“After the song was done,” Jonas says, “I was just hit with a wave of emotion. I’m in the studio crying because of the storytelling, but also the journey to get here, to that place and to feel so connected to this work.”
“This Is a Life” from “Everything Everywhere All at Once”
“Everything Everywhere All at Once” is a heady multiversal brew that bends alternate realities through martial-arts madness to reinvigorate a family. Which makes the title of its end-credits song by soundtrack composers Son Lux, noted singer-songwriter Mitski and Rock and Roll Hall of Famer David Byrne apropos: “This Is a Life.”
Son Lux guitarist Rafiq Bhatia explains the idea: “With all of the possibilities of life in front of us, we choose to be here, doing what we’re doing in the midst of each other.”

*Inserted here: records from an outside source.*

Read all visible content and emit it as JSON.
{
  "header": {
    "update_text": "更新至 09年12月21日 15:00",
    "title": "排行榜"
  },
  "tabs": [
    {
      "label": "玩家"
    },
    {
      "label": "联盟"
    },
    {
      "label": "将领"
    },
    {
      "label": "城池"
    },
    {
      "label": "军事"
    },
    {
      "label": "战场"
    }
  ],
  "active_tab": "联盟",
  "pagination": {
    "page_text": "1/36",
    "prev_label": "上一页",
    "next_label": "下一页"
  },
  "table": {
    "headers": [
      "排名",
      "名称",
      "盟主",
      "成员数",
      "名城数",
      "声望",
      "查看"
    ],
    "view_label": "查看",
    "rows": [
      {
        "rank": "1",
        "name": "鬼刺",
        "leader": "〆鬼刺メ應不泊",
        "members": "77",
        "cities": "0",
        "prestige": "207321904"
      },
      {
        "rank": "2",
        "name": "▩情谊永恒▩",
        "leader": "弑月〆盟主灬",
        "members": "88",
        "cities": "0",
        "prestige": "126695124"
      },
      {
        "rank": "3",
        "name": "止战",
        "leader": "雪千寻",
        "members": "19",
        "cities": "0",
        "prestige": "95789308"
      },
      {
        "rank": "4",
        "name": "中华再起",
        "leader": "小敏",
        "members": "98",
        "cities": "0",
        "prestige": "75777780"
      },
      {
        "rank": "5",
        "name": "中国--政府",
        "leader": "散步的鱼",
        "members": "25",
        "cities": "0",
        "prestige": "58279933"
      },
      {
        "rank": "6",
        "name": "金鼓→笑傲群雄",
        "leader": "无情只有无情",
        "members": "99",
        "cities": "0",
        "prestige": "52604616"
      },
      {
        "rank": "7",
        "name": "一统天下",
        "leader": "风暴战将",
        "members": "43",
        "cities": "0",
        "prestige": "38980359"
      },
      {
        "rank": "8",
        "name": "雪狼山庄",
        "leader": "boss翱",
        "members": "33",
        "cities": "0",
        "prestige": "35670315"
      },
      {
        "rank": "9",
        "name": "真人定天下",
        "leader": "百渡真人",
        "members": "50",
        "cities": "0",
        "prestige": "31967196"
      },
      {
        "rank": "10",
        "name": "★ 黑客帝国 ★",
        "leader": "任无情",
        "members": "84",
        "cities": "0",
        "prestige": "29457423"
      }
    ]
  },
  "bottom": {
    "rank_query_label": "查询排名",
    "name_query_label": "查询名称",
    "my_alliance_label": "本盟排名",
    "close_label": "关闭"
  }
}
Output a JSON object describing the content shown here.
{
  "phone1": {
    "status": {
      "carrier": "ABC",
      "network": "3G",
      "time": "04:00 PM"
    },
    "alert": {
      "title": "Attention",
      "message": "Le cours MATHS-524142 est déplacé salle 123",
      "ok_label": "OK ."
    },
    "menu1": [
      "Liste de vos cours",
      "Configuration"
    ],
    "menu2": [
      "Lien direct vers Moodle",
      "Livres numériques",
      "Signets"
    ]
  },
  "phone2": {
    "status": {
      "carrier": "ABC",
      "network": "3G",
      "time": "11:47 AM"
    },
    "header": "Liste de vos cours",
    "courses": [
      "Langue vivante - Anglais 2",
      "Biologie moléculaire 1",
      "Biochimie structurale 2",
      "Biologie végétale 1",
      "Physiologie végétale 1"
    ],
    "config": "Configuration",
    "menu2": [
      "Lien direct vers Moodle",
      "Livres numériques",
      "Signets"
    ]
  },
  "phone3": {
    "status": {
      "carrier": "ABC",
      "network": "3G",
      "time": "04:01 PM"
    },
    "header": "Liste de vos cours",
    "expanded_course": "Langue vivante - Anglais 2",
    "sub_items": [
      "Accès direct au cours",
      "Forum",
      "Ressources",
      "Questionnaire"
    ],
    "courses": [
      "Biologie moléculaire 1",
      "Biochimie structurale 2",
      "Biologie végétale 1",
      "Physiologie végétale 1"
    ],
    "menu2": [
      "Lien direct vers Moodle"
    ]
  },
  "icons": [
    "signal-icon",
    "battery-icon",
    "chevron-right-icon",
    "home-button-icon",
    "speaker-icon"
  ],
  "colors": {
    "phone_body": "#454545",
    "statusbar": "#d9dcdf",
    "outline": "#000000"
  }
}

“This is a life,” Mitski sings dreamily in the song, with Byrne’s soothing voice threading in with “every possibility.” It’s a conversation continued from another universe. “Free from destiny,” she continues; “I choose you, and you choose me,” he responds.
After seeing a rough cut of the film, Byrne’s feedback to its directors and Son Lux was “If you could do a song at the end that reminds people how much heart there is in this show — because they’re gonna be thinking, ‘Oh, my God, my mind is blown, all this craziness, what dimension are we in?’ — to bring it back to the emotional center, how actually moving it is and tag that in the song ….
“I think the guys kind of did that,” Byrne continues. “They said, ‘We’re gonna send this to Mitski; she’s gonna record her vocal, and you have to figure out how to work your vocal around hers.’ So I wrote extra words responding to what she was singing, tried to do counter melodies, and then of course added harmonies, so it became like a little dialogue.”
At first, Mitski’s vocals take the lead and Byrne responds; later, he takes the lead and she responds. Around this, they intertwine and harmonize.
Apart from what Son Lux (founder Ryan Lott, Bhatia and percussionist Ian Chang) had in place, Mitski made adjustments such as incorporating a line of dialogue from the film that actress Stephanie Hsu sang instead of speaking: “Sucked … into … a ba-a-agel.” Lott says, “I loved that Mitski picked up on that moment and found a way to use that melody and those words as a background vocal in a special moment in the song.”
Lott points out the song doesn’t follow the common verse-chorus structure but feels as if it’s in two distinct parts separated by that “bagel” moment: “It feels noncyclical and nonlinear.”
As to the flights of fancy the multiverse tale enjoys, Byrne considers some of the ideas in quantum physics that bend his mind and says, “It makes you think the universe is more like a web, a network, an entangled thing. It’s an entangled web of relationships between all these particles and therefore bigger things, cosmic bodies and life forms and everything else. And we’re all somehow, in a kind of cosmic way, connected. I use the word ‘entanglement’ in the song; I intentionally use these terms from quantum physics in the sense of a relationship.”
Perhaps the ideas are expressed no more pithily than in the song’s final words: “This is a life / This is our life.”
As Byrne says, “It’s not a song that smacks you over the head, but if you listen to it, it’s quite beautiful.”
This story originally Appeared on LATimes